  • Patients should be encouraged to make lifestyle changes to prevent and treat high blood pressure. These changes include regular physical activity, restricted salt intake, weight control, quitting smoking, and limiting alcohol intake.

The statement authors also noted that the high cost of antihypertensive drugs is a factor in low rates of blood pressure control among the elderly, and doctors should discuss this issue with patients.

The statement, which appears on the ACC and AHA websites, will be published in the May 17 issue of the Journal of the American College of Cardiology.

More information

The U.S. National Institute on Aging has more about high blood pressure.

.

-- Robert Preidt

SOURCE: American College of Cardiology/American Heart Association, news release, April 25, 2011


'/>"/>
Copyright©2010 ScoutNews,LLC.
All rights reserved  

Related medicine news :
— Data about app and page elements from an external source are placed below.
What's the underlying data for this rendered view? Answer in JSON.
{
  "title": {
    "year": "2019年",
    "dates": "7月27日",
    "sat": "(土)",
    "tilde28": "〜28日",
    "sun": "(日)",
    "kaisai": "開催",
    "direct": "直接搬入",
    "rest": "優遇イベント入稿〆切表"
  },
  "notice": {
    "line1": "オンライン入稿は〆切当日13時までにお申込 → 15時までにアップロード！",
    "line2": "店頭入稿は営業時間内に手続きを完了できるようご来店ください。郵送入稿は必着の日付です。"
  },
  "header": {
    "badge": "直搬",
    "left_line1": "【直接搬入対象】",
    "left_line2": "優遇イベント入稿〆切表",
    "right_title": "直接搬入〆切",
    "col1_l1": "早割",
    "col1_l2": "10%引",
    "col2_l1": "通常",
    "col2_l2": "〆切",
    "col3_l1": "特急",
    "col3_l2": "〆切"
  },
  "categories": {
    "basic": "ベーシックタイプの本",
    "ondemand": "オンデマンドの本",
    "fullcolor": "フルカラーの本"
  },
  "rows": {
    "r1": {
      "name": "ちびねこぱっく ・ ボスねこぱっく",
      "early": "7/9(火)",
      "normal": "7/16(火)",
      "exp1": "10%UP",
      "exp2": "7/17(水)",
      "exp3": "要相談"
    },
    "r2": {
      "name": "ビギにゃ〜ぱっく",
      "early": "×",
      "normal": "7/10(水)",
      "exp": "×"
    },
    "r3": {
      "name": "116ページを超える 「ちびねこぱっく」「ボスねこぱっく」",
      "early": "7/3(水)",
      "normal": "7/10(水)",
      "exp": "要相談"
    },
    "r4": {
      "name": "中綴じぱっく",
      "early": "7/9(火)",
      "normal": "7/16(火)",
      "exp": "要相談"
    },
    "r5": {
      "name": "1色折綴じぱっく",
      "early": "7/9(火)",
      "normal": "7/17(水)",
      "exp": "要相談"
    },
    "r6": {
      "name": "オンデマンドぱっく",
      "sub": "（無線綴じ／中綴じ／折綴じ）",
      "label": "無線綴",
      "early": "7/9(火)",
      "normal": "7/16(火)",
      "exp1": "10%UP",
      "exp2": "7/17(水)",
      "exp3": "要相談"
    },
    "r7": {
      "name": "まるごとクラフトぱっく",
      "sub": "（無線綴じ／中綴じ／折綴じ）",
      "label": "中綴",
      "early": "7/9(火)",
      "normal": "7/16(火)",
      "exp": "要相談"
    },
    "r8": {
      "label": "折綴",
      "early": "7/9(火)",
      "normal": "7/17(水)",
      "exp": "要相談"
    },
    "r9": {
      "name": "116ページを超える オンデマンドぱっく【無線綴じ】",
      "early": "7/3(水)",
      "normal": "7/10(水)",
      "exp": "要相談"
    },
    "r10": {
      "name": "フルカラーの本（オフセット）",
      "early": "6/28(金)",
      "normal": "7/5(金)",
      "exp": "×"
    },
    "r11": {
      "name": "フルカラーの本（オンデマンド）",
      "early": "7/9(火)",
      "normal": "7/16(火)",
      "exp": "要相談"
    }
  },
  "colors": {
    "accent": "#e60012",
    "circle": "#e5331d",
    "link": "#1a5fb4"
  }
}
1. Lifestyle Changes Can Slash Blood Fat Levels, Experts Say
2. Experts to discuss advances in dental sleep medicine treatments for sleep-disordered breathing
3. U-M experts: Gym gone but not forgotten? Parents want more physical activity at school for kids
4. Experts Call for Twist on Football Helmet Design
5. Driver Errors Explain Most Teen Crashes, Experts Say
6. Experts at Experimental Biology examine dietary cholesterol, egg intake and heart disease risk
7. Digestive experts grade treatment options for inflammatory bowel disease
8. Antibiotic-Resistant Bacteria in India Could Spread, Experts Say
9. Experts issue recommendations for evaluating and treating pituitary incidentalomas
10. As CT Scans of Kids Soar, Experts Urge Oversight
11. Sports Gear Should Also Protect Eyes, Experts Say
Post Your Comments:
*Name:
*Comment:
*Email:
Related Image:
Experts Offer New Guidance for Blood Pressure Control in Elderly 
(Date:12/4/2016)... ... December 03, 2016 , ... The Lymphoma Research Foundation ... research and serving the lymphoma community through a comprehensive series of education programs, ... Event in New York City, with long-time partners The Paul Foundation, on November ...
(Date:12/4/2016)... ... , ... While James Earl Jones is known for myriad roles on stage ... "Front Page". One of the forthcoming episodes examines mammogram techniques; a very important part ... part due to early detection. Like any other disease, treatments have a much higher ...
(Date:12/4/2016)... ... December 03, 2016 , ... Penrose Senior Care Auditors® was ... Tuesday evening at the 26th Annual SMU Cox Dallas 100™ Awards Ceremony and ... Institute for Entrepreneurship. Dallas 100™, co-founded by the Caruth Institute, honors the ingenuity, ...
(Date:12/4/2016)... ... December 04, 2016 , ... Patients who wish to gain ... of a cosmetic procedure known as Carbon Dioxide (C02) Fractional Laser Resurfacing ... age spots, fine lines, uneven coloration, wrinkles, scarring, skin laxity or textural ...
(Date:12/4/2016)... , ... December 04, 2016 , ... Responsible dental care ... must brush properly to achieve optimal results. This important necessity inspired an inventor from ... for a way to ensure that people break or avoid bad techniques of brushing ...
Breaking Medicine News(10 mins):
(Date:12/5/2016)... Ill. , Dec. 5, 2016 For ... score on the 2017 Human Rights Campaign Foundation,s ... The CEI is a national benchmarking tool used to ... bisexual, and transgender (LGBT) employee equality. For ... Survey to help companies gauge their equality efforts, culture ...
(Date:12/5/2016)... , Dec. 5, 2016 Eisai Inc. ... at the 2016 Annual Meeting of the American Epilepsy ... CIII, is indicated as an adjunctive therapy for the ... secondarily generalized seizures and primary generalized tonic-clonic seizures (PGTC) ... age and older. Please see Important Safety Information for ...
(Date:12/5/2016)... , Dec. 5, 2016  Seno Medical Instruments, Inc., ... a new tool to improve the process of diagnosing ... from its European MAESTRO post-market surveillance and clinical follow-up ... Symposium (SABCS) taking place from December 6-10, 2016 ... San Antonio, Texas . Seno ...
Breaking Medicine Technology: